with – not necessarily convicted of – a crime, which means an individual may be sent
back to prison with only a finding of “probable cause,” rather than “beyond a reasonable
doubt.” The bill is unnecessary and excessive, since making such a recommendation is
already an option for agents if they think the charge merits revocation. Revocations
already make up the largest source of new prison admissions, with more than 3,000
revocations per year during the past several years.
● What it costs: According to the Department of Corrections’ fiscal analysis of the bill,
AB805 would result in 4,672 additional people being incarcerated in state prisons
at a cost of more than $156 million annually, resulting in the need to construct two
new state prisons. AB 805 would also burden local taxpayers with increased jail costs,
because the people held under it will be housed at local county jails at local expense.

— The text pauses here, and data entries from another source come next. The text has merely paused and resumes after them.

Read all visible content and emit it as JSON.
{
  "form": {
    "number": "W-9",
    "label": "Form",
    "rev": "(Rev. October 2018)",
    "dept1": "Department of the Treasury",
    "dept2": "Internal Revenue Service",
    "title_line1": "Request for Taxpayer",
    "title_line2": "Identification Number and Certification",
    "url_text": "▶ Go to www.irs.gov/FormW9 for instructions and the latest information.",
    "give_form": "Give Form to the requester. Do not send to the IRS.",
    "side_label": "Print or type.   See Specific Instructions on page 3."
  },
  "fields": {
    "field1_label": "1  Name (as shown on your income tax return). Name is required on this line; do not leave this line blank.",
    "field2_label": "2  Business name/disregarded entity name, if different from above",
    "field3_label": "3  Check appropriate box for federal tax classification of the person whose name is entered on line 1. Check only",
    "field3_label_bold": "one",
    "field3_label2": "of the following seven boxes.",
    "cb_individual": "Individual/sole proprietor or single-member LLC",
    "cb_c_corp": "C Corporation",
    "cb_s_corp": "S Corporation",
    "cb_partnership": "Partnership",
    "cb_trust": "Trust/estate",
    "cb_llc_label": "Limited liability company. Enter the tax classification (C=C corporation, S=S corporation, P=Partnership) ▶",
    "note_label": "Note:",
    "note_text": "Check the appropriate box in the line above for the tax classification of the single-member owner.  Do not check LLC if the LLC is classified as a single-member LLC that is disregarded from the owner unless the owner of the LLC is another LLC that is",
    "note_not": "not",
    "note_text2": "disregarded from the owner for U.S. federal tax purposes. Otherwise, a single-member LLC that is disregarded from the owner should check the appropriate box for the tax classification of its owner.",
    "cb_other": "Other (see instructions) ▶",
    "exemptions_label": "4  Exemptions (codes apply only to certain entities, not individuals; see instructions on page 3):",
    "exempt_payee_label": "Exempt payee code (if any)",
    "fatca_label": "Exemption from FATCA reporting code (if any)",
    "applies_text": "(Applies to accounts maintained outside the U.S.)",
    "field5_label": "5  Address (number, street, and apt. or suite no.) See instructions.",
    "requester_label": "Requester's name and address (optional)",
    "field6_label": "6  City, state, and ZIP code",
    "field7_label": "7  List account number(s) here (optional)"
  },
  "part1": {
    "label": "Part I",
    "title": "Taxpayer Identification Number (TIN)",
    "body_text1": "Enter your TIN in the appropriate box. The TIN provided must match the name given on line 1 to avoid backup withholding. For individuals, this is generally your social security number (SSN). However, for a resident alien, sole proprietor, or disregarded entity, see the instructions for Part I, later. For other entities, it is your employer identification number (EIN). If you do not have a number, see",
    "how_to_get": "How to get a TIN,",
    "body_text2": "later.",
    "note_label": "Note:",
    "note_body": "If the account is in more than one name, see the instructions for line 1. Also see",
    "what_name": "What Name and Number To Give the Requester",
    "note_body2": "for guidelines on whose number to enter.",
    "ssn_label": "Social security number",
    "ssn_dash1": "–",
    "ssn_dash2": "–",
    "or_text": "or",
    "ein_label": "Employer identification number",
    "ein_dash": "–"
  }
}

AB 806: More Children in Cages, Not Communities
● What it does: AB 806 broadens the criteria for the Serious Juvenile Offender program
– the kind of program most states have eliminated. AB 806 would result in sending more
children to the troubled, failing and expensive Lincoln Hills and Copper Lake facilities
which the Legislature has already voted to close – or to new, costly, unnecessary prisons.
We know that incarcerating more children will not help the youth nor will it make our
communities safer. Instead, widespread research and the practice of most states shows
that youth outcomes improve and community safety increases when they are provided
services close to their home communities and in the most family-like settings possible.
● What it costs: While DOC was not able to estimate the total fiscal impact of the bill, it
costs nearly $200,000 a year to incarcerate a child in a juvenile correctional facility.
AB 808: Removing Local Control & Decisionmaking from Prosecutors
● What it does: AB 808 makes it more difficult to reduce charges in designated cases –
which will only add to the state’s current prison overcrowding crisis.
● What it costs: Fiscal notes are indeterminate for the bill, but lengthening sentences
will result in increasing the number of people incarcerated in Wisconsin.
AB 809: Limiting Opportunities for Rehabilitative Programs
● What it does: AB 809 prohibits early release on parole or probation for people with a
broader range of felonies – even if those people have completed programming or have
extraordinary health conditions. It is not sensible to keep people locked up simply
because their original conviction was one of these felonies. Older people pose fewer
disciplinary problems during their incarceration and reoffend at lower rates upon
release. The programming offered through earned release helps people to change their
behaviors before they leave prison, which makes our communities safer.
● What they cost: According to the DOC’s fiscal analysis, the cost is indeterminate for
the bill, but as of June 2019, 13,912 people were eligible for the current program.
Under this bill, 3,800 people would no longer be eligible for programming. By
prohibiting early release for a broader range of people, this legislation will serve to
exacerbate mass incarceration and cause more people to languish behind bars without
appropriate treatment and programming.